Given data:

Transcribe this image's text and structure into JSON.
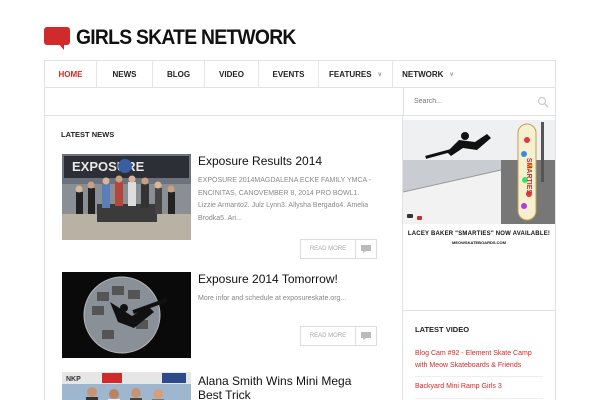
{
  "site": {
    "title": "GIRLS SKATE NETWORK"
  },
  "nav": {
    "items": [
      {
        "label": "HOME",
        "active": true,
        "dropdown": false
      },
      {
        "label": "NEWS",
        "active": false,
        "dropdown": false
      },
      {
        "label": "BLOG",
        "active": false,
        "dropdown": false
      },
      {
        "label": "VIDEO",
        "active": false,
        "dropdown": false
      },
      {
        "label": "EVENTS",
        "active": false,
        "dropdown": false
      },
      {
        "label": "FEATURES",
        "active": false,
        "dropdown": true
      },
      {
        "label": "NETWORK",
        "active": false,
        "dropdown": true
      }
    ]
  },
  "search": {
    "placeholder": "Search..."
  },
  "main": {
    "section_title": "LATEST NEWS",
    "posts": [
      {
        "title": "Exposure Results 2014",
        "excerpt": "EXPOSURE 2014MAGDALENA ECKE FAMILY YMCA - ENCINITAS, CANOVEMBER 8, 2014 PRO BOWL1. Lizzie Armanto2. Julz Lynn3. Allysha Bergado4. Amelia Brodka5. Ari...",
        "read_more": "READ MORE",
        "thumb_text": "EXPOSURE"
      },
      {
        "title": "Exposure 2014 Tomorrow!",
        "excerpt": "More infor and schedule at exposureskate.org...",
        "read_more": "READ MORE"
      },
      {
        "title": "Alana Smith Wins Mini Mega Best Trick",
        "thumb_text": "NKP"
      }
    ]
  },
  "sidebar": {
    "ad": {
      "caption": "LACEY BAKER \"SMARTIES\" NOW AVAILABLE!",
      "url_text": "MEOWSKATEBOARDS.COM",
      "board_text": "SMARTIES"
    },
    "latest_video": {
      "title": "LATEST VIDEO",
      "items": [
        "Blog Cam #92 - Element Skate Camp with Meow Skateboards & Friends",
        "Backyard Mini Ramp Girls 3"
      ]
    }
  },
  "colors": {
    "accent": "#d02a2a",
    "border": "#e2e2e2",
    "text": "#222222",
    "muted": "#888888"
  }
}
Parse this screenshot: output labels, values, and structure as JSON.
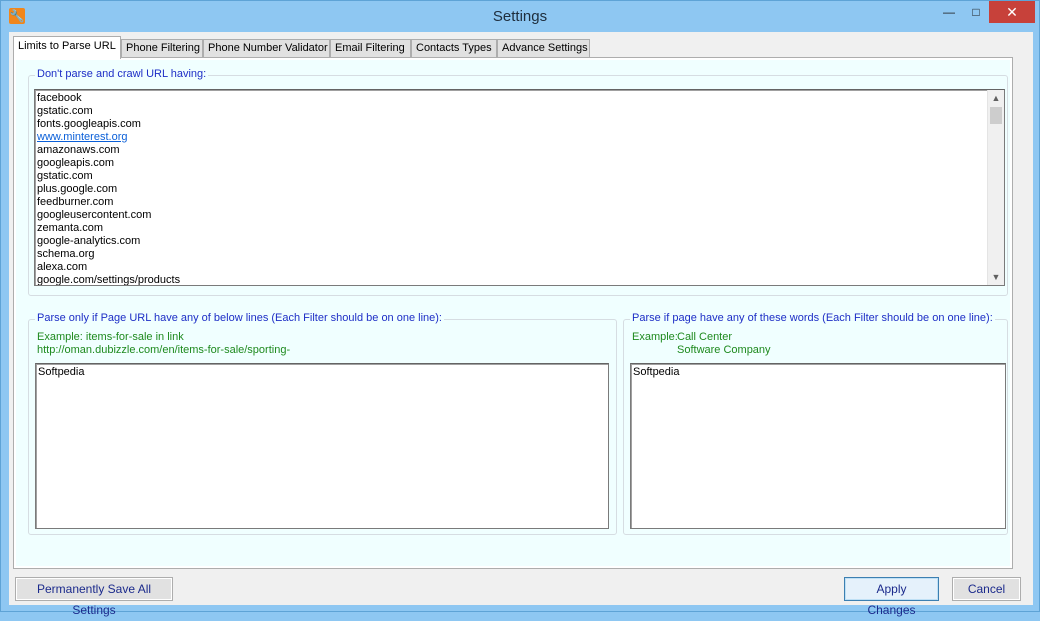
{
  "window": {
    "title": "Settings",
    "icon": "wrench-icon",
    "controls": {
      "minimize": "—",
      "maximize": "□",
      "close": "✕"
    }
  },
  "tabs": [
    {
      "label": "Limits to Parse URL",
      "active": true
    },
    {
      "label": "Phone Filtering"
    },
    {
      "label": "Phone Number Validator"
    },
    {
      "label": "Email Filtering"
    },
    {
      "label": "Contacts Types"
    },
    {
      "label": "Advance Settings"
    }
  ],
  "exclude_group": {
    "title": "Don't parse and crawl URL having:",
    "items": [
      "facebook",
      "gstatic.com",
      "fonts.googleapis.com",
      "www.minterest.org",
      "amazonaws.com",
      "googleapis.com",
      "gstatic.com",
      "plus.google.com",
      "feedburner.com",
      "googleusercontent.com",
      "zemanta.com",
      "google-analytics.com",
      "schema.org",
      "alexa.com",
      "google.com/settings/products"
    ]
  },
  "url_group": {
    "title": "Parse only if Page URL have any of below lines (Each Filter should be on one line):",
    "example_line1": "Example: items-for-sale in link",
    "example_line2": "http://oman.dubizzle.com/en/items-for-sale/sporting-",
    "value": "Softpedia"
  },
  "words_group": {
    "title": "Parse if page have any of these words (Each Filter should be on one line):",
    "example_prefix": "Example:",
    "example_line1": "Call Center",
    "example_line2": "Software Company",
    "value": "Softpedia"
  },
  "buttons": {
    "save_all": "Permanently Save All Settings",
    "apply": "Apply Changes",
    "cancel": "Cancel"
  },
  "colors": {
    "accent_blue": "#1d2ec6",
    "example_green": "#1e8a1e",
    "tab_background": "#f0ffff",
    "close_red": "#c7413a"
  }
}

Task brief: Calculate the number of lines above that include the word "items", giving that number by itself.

Final answer: 5